> Assignment: On how many lines of these entries does the word "which" occur? State the number alone.

> Supplied entries:

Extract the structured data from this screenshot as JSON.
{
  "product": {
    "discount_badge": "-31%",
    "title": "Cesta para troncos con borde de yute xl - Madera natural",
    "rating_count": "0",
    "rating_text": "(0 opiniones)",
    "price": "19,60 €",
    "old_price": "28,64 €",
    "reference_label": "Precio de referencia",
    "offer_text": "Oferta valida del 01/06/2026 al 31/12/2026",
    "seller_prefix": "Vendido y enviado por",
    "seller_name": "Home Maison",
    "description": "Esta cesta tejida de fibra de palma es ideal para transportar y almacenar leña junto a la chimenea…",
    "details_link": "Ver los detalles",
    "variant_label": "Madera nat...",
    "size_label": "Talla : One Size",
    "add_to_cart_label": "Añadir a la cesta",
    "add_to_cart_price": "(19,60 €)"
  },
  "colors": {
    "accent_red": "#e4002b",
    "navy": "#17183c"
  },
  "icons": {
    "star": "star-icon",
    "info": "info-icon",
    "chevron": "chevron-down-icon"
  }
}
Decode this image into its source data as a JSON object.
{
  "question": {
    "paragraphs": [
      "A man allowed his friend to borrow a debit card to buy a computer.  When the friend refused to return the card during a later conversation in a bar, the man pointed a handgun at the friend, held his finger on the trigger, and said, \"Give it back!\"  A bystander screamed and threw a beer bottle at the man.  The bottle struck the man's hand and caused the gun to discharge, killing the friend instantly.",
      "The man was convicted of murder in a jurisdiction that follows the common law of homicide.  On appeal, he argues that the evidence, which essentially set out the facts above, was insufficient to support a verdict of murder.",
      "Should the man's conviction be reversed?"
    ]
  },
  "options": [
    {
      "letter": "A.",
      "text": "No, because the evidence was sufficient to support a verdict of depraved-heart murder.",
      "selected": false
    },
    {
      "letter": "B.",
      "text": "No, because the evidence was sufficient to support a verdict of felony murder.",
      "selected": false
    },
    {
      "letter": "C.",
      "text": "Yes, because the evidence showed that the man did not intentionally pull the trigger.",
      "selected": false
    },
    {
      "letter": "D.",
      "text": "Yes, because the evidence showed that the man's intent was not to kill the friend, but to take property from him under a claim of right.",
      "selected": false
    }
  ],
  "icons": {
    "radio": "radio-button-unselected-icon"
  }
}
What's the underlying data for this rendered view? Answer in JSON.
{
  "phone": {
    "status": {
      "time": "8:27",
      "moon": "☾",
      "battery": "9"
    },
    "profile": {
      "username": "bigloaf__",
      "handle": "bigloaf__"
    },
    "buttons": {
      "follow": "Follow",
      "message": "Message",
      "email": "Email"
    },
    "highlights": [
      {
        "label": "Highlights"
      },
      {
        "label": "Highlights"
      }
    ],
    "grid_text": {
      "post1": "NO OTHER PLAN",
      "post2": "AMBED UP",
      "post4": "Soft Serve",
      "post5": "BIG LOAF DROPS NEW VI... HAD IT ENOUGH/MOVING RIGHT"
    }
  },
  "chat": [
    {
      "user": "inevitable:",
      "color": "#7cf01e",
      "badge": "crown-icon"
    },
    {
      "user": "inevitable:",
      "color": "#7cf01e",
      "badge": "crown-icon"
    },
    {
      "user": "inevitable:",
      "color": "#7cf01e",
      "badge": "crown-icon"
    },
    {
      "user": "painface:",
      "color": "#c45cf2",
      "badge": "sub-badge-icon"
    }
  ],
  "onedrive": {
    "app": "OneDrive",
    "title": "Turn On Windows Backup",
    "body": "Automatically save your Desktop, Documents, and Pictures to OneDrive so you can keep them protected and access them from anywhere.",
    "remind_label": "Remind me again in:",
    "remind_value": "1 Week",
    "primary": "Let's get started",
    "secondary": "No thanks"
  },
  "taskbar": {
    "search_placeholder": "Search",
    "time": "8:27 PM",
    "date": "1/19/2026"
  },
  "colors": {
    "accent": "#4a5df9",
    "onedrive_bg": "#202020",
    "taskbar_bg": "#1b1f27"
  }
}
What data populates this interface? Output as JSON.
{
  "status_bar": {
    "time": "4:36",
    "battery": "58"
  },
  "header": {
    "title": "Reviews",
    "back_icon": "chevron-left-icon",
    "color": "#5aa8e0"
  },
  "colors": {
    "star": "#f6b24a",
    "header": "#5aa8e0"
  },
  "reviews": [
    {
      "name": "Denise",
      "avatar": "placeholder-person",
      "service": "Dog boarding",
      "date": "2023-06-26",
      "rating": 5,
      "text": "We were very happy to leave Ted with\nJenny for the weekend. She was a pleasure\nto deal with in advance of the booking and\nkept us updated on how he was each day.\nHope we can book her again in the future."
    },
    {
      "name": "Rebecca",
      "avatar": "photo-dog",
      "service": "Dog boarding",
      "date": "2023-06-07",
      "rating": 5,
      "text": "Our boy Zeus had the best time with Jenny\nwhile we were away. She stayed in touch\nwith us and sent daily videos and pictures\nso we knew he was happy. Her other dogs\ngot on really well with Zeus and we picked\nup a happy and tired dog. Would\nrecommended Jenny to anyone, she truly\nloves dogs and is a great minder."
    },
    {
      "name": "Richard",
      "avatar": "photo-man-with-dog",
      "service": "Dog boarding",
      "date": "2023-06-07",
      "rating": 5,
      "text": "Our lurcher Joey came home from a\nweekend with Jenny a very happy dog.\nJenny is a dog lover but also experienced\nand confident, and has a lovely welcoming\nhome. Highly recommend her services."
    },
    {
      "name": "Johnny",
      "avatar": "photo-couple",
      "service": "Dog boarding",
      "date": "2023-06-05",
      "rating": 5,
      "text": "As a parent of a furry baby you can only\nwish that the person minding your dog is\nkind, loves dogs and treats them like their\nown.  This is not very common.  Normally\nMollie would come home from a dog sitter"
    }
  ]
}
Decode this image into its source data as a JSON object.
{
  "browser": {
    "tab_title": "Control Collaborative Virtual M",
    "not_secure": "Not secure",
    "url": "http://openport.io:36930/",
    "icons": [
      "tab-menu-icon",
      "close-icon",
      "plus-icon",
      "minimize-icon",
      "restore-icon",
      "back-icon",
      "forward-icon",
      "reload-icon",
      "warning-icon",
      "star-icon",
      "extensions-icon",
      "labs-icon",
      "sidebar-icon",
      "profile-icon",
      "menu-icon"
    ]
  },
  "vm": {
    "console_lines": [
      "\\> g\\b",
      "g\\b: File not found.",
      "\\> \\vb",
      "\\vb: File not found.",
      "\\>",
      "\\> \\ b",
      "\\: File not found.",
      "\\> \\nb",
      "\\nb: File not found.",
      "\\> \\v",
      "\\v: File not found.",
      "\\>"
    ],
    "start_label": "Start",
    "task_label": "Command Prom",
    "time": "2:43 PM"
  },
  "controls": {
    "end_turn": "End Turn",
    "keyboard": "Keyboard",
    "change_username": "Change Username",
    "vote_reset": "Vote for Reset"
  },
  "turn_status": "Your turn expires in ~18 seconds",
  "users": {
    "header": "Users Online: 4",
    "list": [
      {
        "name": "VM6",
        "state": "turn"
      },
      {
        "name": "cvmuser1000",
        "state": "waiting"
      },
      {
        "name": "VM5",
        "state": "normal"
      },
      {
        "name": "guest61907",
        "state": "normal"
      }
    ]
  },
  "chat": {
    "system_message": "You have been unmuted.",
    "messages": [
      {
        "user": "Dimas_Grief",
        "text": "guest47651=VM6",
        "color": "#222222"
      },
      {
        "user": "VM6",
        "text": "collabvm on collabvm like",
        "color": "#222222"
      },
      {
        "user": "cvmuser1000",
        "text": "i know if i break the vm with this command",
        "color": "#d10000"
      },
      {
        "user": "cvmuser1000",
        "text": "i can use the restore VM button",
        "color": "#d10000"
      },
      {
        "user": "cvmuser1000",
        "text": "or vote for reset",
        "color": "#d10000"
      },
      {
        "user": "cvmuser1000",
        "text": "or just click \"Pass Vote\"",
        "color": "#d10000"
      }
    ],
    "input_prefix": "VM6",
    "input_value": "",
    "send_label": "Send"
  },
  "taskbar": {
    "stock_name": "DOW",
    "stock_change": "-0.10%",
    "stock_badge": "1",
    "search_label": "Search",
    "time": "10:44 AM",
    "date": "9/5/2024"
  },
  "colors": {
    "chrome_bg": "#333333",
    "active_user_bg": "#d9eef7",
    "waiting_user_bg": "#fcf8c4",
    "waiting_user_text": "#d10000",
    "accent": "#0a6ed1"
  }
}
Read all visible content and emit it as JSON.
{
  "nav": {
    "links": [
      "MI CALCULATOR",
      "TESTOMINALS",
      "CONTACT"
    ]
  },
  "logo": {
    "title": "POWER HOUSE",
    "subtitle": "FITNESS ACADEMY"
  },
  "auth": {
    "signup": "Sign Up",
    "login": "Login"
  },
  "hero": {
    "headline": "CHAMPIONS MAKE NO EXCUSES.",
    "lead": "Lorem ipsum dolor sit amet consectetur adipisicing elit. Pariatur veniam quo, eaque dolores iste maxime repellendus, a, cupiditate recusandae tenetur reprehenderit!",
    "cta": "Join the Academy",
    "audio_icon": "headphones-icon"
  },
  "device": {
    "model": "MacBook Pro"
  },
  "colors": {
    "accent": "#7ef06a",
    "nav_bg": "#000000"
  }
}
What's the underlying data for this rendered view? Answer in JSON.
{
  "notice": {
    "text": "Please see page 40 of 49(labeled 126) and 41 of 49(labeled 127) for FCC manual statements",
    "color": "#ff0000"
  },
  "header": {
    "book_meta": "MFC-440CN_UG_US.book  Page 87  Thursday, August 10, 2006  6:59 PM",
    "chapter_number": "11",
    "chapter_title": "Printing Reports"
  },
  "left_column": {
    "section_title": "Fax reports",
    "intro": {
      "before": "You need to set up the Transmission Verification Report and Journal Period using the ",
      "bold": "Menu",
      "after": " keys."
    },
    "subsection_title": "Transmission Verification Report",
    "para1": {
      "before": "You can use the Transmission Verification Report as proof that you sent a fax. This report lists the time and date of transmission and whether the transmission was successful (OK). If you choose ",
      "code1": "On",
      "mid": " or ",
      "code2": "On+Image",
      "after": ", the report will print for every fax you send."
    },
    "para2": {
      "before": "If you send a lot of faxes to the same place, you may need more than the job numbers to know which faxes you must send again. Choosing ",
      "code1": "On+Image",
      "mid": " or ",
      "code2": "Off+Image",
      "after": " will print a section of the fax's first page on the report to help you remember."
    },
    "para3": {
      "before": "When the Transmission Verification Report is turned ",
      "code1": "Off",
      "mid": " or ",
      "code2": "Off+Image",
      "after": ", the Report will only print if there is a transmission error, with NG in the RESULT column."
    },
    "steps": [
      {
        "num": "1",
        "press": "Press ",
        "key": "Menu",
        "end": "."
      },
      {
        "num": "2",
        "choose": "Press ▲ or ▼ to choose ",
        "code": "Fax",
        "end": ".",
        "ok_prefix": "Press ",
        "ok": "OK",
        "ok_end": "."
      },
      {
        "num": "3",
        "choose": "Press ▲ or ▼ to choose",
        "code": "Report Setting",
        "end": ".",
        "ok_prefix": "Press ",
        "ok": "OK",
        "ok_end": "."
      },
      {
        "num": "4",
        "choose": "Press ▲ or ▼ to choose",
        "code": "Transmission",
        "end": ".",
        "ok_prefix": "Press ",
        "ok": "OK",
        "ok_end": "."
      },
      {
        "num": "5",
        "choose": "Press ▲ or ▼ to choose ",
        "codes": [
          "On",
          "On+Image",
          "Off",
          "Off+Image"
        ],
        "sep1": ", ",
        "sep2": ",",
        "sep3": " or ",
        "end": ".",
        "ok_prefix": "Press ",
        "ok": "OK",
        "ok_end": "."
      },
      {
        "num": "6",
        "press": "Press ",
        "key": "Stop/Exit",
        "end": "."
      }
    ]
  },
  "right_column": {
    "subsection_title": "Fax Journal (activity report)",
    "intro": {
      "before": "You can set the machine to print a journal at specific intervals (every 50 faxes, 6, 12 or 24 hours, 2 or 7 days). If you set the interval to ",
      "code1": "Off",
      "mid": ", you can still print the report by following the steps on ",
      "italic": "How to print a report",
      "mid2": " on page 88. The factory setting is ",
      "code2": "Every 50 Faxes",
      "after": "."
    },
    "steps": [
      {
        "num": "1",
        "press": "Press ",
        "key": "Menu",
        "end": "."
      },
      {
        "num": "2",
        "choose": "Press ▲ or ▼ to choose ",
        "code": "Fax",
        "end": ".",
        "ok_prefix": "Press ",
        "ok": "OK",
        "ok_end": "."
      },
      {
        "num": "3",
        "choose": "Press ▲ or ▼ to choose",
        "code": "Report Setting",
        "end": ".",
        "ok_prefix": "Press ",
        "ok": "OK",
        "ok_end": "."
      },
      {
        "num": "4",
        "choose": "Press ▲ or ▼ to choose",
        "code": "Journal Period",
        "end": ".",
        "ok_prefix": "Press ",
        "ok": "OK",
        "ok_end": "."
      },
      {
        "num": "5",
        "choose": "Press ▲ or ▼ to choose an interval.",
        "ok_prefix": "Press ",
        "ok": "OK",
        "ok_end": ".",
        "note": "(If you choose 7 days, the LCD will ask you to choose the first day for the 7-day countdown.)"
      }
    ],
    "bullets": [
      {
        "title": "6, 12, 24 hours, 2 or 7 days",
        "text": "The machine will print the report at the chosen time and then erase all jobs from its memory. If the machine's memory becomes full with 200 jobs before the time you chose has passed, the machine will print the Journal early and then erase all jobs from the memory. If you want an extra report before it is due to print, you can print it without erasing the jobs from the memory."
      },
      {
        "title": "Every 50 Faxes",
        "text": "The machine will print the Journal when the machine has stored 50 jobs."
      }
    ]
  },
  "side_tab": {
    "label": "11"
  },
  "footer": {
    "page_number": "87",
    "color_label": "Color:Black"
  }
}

> Reply: 2